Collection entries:
++++

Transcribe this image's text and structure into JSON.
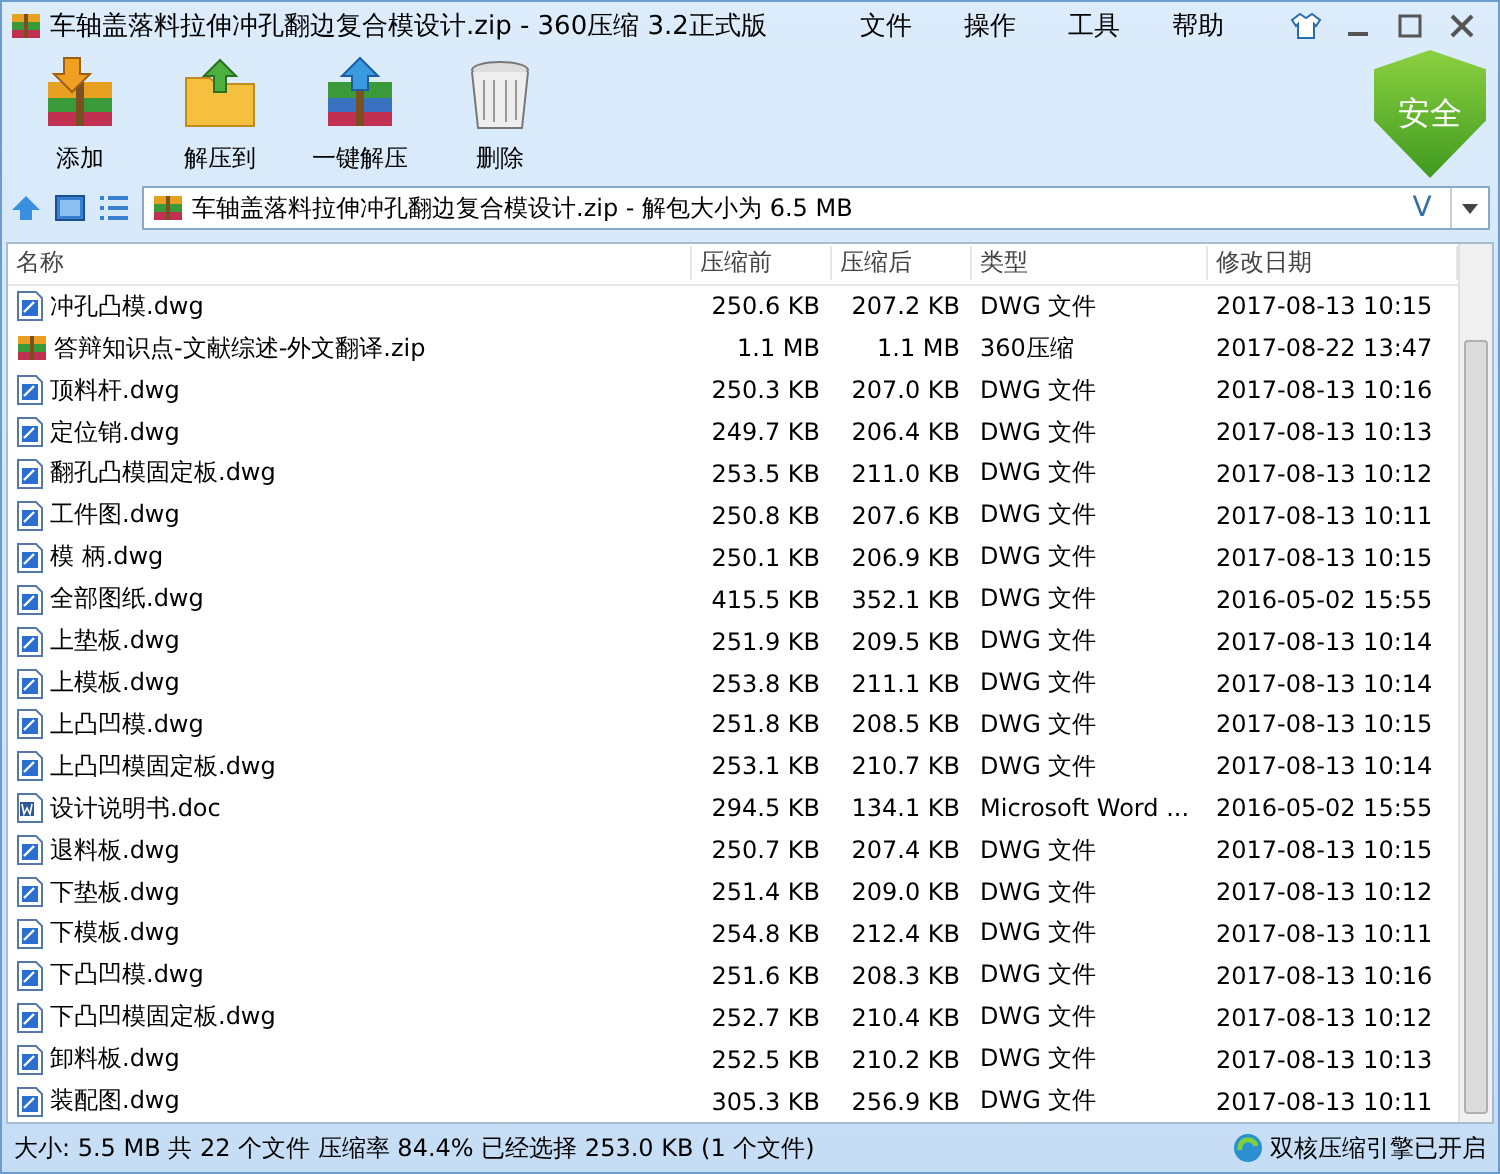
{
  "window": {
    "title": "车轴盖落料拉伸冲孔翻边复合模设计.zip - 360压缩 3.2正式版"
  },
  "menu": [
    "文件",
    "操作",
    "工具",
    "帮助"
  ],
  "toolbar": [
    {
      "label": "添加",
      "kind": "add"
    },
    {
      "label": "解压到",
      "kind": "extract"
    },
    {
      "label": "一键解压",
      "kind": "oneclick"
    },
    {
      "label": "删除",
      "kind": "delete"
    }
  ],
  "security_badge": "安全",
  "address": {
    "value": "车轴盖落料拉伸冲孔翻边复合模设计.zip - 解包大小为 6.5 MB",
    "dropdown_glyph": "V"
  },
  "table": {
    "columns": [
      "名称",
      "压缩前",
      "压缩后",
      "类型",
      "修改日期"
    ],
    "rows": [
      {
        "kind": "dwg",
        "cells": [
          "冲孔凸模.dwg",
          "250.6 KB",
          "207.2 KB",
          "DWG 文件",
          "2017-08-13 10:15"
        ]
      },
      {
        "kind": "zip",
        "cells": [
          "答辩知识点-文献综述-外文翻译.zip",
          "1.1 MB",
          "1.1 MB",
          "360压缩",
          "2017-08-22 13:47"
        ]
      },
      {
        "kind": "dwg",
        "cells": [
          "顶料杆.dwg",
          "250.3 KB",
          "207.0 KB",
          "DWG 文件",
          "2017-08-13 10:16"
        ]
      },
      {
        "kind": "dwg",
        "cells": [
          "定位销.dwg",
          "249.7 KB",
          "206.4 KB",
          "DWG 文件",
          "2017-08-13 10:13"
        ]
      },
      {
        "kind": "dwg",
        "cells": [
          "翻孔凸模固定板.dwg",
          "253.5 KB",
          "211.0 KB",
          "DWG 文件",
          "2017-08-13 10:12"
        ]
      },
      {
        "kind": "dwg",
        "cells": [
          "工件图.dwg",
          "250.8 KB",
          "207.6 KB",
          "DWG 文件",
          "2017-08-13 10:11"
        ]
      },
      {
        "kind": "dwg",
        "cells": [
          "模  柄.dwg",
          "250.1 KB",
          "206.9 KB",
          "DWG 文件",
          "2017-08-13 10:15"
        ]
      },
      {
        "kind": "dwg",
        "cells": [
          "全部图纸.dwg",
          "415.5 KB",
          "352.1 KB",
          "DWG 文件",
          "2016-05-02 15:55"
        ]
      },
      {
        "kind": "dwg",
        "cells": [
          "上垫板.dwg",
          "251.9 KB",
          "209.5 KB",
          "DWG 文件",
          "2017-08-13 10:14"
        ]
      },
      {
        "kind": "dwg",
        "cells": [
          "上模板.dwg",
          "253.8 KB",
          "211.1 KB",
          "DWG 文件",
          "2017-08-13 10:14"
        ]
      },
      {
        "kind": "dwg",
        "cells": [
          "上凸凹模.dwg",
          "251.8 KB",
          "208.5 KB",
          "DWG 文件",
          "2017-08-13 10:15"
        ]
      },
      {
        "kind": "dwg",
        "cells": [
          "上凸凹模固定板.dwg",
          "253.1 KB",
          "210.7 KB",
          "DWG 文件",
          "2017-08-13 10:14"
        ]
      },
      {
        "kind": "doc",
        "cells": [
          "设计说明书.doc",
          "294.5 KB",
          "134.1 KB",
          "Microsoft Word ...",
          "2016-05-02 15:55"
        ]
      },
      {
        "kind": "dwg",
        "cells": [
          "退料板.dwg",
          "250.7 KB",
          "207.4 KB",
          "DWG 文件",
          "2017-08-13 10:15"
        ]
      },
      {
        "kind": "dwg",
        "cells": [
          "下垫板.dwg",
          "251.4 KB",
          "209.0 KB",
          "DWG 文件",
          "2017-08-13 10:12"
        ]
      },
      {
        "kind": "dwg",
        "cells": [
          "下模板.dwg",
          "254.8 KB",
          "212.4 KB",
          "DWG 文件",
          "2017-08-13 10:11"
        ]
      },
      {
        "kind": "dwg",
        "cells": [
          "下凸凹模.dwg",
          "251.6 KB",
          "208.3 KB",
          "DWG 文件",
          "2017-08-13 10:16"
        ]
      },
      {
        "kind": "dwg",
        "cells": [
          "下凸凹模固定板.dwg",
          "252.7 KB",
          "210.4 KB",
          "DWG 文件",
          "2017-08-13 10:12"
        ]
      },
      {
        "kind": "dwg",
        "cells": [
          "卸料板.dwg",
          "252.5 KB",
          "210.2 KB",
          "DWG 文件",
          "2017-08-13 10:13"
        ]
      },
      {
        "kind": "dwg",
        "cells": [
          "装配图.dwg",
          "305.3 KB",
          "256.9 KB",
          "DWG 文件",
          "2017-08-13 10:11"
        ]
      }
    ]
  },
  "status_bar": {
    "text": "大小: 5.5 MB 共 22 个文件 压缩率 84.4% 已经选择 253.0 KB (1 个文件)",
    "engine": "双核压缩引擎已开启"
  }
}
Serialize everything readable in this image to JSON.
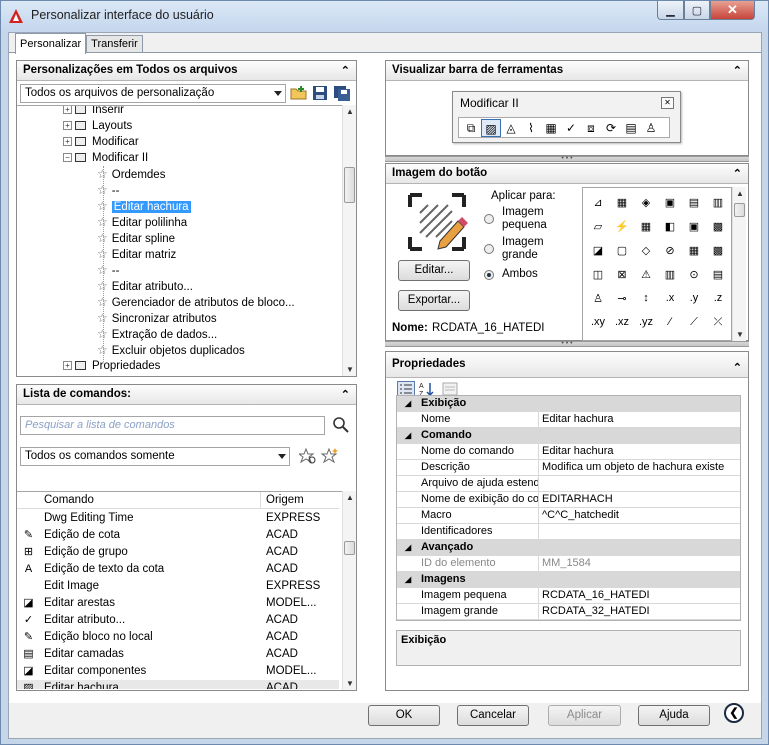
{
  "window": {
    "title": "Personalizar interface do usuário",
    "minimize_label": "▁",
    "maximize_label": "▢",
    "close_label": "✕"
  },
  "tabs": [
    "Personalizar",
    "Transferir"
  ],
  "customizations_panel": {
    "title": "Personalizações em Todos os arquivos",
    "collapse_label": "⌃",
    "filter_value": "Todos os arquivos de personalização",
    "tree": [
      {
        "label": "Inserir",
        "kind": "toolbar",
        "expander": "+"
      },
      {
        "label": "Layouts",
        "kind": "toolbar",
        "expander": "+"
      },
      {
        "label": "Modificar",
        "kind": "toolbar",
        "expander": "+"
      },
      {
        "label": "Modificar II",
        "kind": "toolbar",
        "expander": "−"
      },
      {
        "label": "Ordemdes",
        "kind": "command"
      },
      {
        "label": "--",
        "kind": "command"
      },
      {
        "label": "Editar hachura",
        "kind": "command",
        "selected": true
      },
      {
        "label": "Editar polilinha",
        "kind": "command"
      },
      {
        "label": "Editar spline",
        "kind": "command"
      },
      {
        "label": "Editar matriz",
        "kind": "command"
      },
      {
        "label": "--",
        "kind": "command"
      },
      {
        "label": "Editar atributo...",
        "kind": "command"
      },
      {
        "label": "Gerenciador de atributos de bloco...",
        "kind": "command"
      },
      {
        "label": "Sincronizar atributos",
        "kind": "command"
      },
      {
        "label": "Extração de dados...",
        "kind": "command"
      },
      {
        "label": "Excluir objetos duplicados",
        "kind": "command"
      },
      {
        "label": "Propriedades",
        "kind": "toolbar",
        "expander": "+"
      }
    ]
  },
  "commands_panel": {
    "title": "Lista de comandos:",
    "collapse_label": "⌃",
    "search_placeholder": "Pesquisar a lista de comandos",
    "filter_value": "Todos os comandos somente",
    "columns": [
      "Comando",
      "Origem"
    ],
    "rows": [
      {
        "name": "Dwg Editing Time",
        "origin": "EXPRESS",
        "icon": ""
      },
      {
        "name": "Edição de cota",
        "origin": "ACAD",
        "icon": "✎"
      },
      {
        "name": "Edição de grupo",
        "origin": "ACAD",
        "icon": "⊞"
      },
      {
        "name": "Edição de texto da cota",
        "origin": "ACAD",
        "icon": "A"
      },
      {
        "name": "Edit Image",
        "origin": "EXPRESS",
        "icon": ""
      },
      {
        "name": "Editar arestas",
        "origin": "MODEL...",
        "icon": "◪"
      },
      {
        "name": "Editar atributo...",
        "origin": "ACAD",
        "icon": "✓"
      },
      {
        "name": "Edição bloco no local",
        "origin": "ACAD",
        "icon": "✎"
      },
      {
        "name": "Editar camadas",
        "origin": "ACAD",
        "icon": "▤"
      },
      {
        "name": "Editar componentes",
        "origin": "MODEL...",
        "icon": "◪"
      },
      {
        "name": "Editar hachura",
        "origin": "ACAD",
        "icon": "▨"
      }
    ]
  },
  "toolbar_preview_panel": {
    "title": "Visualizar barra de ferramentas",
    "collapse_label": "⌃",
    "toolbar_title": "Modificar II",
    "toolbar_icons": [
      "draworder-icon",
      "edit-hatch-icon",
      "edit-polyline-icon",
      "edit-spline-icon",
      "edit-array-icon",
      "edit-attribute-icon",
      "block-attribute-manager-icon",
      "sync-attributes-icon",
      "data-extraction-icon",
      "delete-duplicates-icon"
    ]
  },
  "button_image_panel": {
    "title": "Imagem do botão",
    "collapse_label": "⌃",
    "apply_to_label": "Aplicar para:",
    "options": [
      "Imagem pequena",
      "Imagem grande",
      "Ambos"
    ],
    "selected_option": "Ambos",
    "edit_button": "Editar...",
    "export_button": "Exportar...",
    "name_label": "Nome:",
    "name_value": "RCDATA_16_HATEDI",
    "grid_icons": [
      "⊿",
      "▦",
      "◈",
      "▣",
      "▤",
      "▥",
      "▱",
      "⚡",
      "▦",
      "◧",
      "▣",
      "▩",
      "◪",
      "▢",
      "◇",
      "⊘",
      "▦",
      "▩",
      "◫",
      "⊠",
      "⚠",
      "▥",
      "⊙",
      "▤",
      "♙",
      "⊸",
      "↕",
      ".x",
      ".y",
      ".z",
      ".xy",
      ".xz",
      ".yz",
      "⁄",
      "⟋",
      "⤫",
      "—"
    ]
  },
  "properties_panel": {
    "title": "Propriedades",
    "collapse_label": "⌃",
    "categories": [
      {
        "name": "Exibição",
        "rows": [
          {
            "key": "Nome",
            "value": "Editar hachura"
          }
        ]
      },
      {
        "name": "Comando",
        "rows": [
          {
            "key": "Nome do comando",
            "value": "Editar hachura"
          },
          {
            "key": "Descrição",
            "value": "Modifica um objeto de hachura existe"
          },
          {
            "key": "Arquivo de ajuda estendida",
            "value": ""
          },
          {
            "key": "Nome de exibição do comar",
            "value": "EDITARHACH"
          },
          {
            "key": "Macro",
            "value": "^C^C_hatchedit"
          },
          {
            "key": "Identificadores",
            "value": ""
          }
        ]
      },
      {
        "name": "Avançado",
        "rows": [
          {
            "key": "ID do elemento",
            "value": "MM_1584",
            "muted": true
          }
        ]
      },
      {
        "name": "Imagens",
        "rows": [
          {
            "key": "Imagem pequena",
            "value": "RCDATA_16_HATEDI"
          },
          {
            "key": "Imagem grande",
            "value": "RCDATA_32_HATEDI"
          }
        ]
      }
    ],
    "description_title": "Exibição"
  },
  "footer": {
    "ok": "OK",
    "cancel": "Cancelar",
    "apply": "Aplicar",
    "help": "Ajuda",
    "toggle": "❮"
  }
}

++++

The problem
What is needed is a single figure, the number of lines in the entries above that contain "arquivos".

Answer to the problem
2